“There is hardly a private school out there which doesn’t offer play-by-play tweets of its games and other athletic activities,” says Robert Kennedy, co-founder of R-E-S-P-E-C-T Academy in Nassau, Bahamas. This type of outreach might fall by the wayside in public schools, where time and money are always in short supply, but in a private school, ADs are expected to keep the effort going.

Parent and Student Expectations

Enrolling in a private school is a major decision. Tuition is expensive and travel to and from school can be long and inconvenient. The families of many student-athletes are willing to make these sacrifices, but they expect something in return. They count on the sports program, under the direction of the athletic director, to provide advantages that they believe public schools cannot match. Factors cited by private school athletes include:

  • Access to better, state-of-the-art training facilities
  • The opportunity to work with higher-level athletes and coaches
  • Better-funded travel options, with attendance at more and better tournaments
  • A training emphasis on the sport of the student’s choice
  • Increased exposure for college and university recruiting, including extra attention from and contact with scouts
  • Powerful alumni networks, including students who have gone on to become professional athletes

The landscape is starkly different in public high schools, where parents and students alike tend to accept the status quo and look beyond the athletic aspect of a sports program.

“I just think the high school experience isn’t necessarily about winning. It’s about developing the student-athlete to be the best person they can be in every other aspect of their life,” says Marty Trimmer, athletic director at the public Central York School District in Pennsylvania. This philosophy informs the public AD’s approach, which is necessarily different from that of a private school counterpart.
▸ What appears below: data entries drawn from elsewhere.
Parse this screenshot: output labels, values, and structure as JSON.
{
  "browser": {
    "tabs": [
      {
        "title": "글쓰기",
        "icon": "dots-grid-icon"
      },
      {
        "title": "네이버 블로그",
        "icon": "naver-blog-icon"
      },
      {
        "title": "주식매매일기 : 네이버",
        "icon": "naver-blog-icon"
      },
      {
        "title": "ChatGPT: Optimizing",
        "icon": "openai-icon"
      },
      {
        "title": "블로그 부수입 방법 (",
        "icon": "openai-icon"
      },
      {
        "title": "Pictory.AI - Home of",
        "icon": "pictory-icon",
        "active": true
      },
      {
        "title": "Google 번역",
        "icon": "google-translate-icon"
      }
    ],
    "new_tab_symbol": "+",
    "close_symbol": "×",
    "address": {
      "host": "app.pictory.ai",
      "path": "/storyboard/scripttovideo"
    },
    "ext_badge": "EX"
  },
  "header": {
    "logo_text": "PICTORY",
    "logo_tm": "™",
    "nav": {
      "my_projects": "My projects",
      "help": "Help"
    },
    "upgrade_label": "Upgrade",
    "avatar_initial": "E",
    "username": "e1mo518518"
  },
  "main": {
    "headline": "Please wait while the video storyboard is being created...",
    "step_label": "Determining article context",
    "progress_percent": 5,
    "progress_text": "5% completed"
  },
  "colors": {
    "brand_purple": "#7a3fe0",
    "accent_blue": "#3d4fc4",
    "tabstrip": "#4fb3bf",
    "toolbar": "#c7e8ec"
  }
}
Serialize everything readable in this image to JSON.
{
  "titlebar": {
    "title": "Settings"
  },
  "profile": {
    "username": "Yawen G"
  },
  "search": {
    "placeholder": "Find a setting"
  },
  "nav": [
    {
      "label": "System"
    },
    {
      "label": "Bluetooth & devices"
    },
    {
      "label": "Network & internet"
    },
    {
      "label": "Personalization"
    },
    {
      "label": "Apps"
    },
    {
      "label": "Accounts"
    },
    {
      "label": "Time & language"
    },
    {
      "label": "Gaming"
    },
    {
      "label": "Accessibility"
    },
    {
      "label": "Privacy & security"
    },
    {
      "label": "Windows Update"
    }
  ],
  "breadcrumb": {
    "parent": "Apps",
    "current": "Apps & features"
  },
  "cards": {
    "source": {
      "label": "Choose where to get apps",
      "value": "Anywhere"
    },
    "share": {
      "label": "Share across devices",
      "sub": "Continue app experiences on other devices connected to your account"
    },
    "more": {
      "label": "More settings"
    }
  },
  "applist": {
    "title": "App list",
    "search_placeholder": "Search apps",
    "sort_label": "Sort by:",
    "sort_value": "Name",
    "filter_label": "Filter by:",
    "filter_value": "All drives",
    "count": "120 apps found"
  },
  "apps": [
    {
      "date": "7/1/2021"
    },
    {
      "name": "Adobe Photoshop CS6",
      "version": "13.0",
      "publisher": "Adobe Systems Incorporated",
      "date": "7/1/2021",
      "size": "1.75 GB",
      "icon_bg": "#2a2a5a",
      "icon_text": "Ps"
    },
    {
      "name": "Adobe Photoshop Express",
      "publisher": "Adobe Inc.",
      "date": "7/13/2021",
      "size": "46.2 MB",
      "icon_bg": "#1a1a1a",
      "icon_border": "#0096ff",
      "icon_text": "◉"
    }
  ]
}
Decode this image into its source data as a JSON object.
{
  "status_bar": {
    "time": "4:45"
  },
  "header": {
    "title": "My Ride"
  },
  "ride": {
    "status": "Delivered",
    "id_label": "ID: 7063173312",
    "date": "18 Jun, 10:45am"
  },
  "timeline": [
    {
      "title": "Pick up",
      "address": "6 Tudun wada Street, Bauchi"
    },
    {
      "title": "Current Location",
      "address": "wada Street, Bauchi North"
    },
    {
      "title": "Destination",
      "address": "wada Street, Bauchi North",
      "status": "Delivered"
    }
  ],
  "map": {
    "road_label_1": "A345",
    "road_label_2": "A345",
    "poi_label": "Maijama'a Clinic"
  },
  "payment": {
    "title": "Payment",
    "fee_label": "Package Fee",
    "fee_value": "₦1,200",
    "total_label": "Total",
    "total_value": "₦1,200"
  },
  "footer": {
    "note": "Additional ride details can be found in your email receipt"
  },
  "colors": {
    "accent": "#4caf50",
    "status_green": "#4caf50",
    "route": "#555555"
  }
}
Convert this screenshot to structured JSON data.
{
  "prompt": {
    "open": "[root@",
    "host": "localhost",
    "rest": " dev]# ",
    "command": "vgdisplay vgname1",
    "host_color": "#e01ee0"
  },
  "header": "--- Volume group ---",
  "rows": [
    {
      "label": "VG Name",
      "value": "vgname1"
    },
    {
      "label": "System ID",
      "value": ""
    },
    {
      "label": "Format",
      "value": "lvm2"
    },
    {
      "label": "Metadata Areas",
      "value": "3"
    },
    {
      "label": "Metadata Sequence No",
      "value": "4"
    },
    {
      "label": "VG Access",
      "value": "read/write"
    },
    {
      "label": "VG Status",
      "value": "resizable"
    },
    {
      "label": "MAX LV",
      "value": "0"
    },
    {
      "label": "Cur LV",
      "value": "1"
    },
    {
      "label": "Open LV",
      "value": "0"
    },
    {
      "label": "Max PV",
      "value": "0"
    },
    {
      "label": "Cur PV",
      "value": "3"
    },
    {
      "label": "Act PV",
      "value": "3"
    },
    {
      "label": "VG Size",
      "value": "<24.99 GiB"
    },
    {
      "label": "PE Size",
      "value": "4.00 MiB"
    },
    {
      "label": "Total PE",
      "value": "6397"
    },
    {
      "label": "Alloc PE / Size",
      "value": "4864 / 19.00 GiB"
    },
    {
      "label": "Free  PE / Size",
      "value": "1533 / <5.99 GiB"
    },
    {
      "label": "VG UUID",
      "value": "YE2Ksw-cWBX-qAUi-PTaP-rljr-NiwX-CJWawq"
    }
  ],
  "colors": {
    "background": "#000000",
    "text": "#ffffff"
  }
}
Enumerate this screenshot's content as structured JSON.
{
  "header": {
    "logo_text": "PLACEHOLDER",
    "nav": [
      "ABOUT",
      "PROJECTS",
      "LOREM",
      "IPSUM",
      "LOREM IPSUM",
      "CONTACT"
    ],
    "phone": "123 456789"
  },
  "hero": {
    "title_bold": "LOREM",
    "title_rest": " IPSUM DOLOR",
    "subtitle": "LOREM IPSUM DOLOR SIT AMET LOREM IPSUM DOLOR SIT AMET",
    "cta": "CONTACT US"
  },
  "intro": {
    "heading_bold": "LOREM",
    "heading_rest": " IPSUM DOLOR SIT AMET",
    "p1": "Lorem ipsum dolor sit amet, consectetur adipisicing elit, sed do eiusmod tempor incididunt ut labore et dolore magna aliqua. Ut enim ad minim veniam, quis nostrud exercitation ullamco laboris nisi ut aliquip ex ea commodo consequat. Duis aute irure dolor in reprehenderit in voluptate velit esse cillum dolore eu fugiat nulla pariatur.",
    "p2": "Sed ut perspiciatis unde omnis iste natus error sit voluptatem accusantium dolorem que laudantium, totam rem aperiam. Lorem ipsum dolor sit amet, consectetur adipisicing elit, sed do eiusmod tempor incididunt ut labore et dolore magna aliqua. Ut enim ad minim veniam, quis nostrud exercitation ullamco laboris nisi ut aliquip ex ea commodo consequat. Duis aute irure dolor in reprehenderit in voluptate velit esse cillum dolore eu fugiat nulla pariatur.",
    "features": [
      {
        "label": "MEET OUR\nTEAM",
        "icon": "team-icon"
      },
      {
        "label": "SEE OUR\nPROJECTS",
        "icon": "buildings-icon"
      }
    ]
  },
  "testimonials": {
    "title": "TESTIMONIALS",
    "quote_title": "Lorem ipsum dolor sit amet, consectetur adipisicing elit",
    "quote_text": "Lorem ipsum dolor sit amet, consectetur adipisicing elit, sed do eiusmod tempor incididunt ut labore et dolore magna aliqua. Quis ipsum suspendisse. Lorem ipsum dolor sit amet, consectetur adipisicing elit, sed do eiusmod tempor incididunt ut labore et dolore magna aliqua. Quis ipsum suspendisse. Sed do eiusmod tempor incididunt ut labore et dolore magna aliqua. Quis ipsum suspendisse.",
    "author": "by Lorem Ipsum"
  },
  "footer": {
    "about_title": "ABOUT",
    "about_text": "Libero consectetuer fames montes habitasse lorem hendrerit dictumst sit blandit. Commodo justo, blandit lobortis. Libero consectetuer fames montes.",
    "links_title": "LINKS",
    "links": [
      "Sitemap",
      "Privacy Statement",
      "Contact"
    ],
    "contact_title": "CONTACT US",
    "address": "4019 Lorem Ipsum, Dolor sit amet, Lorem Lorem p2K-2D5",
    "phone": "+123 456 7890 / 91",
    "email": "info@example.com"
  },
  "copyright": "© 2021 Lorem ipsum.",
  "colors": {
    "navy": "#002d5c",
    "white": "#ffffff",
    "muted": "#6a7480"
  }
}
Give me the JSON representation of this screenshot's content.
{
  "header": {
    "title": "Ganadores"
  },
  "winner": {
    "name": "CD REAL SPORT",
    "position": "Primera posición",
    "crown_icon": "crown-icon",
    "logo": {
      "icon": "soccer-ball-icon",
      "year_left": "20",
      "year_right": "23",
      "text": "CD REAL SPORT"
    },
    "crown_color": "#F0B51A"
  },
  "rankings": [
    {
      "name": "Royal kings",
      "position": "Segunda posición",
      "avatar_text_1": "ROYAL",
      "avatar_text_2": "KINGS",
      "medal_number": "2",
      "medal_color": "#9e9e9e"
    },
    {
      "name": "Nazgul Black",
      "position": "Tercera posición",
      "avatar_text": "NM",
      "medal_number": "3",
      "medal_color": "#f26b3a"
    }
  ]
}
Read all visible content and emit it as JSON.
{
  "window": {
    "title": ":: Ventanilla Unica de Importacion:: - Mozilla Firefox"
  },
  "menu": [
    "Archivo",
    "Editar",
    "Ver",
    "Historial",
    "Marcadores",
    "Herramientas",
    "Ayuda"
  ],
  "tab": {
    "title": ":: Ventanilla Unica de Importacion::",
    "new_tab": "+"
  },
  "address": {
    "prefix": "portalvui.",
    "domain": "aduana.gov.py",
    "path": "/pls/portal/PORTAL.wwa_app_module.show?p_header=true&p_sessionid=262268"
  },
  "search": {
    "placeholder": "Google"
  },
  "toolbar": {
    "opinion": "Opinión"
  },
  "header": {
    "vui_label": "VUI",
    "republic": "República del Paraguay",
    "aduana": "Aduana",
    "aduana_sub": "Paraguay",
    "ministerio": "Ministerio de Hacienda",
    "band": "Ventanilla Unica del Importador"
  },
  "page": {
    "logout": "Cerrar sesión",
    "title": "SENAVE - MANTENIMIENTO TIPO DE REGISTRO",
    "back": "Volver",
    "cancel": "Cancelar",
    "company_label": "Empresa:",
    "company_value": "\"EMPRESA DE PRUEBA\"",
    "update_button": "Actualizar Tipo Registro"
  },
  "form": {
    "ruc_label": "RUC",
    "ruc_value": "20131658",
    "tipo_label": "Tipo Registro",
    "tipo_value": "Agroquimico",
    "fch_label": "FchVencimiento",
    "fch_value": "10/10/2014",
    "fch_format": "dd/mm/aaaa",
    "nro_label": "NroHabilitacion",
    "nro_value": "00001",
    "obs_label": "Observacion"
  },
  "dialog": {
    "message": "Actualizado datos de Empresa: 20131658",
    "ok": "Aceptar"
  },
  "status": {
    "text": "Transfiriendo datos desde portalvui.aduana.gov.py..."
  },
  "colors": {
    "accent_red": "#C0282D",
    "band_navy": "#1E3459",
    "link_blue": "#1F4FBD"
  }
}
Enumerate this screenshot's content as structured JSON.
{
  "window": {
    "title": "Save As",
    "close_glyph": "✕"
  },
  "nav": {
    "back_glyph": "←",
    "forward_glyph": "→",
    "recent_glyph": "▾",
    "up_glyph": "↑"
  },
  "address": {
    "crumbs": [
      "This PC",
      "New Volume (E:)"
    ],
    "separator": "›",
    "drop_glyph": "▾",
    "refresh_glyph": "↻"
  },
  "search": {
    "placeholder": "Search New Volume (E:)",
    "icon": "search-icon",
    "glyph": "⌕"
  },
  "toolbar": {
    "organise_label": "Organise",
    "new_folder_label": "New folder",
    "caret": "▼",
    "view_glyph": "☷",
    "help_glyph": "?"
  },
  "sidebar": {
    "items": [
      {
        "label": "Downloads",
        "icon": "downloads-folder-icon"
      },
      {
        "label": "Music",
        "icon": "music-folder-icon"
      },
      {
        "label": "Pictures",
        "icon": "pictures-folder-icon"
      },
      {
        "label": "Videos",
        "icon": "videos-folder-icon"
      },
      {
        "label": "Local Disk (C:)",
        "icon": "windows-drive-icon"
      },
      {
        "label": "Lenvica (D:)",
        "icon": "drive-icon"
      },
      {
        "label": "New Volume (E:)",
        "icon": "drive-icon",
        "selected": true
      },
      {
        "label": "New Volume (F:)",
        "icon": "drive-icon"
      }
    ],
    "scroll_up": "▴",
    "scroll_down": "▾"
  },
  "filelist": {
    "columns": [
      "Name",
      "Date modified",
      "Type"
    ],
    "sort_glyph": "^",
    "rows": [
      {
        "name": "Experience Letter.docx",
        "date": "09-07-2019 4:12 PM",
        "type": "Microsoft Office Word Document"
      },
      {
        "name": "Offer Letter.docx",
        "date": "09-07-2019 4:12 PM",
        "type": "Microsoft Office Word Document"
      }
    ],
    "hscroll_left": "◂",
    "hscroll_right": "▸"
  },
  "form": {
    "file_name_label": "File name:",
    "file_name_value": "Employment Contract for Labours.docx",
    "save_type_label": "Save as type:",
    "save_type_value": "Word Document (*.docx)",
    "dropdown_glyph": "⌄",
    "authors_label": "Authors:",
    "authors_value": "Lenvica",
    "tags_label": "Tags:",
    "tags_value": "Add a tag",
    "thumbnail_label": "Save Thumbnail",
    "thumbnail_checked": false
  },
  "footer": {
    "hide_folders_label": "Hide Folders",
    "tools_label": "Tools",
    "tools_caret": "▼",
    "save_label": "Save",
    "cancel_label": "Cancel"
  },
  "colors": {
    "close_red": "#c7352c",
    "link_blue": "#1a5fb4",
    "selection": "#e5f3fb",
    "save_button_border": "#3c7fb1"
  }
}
A Matter of Emphasis

In the end, the essential job duties of the athletic director — the myriad tasks involved in organizing and overseeing the details of an institution’s sports program — vary little between public and private institutions. The difference between the two positions is mostly one of focus, and the candidate’s personality and inclinations will be a major driver of this choice. Public and private schools both offer unique rewards and challenges to ADs.

About Ohio University’s Online Master of Athletic Administration Degree

Ohio University’s online Master of Athletic Administration program is designed to teach professionals how to successfully approach sports administration jobs, such as athletic directorships in private vs. public school sports. The university launched the nation’s first academic program in sports administration in 1966 and continues to be a leader in sports business education. The online MAA program is housed within the university’s College of Business, underscoring its dedication to providing world-class sports business education.

The program works in collaboration with the National Intercollegiate Athletic Administrators Association (NIAAA) to prepare graduates for certification and is accredited by the Commission on Sport Management Accreditation (COSMA).

Recommended Reading:

Ohio University Blog, “How to Build an Athletic Department’s Brand”
Ohio University Blog, “The Finances of Youth Sports in the United States”
Ohio University Blog, “5 Tips to Help Your Athletes Earn College Scholarships”


The Gazette, “Private vs. public an issue in high school athletics”
The Lariat Online, “Athletics in private vs. public schools: The ongoing debacle on whether or not parents are paying for guaranteed athletic success”
The Gazette, “Private vs. public an issue in high school athletics”
Private School Review, “Athletics Are Not Optional”
Washington Times, “Athletes going private could drain high school sports”
The Balance Career, “What Does an Athletic Director Do? Learn About the Salary, Required Skills, & More”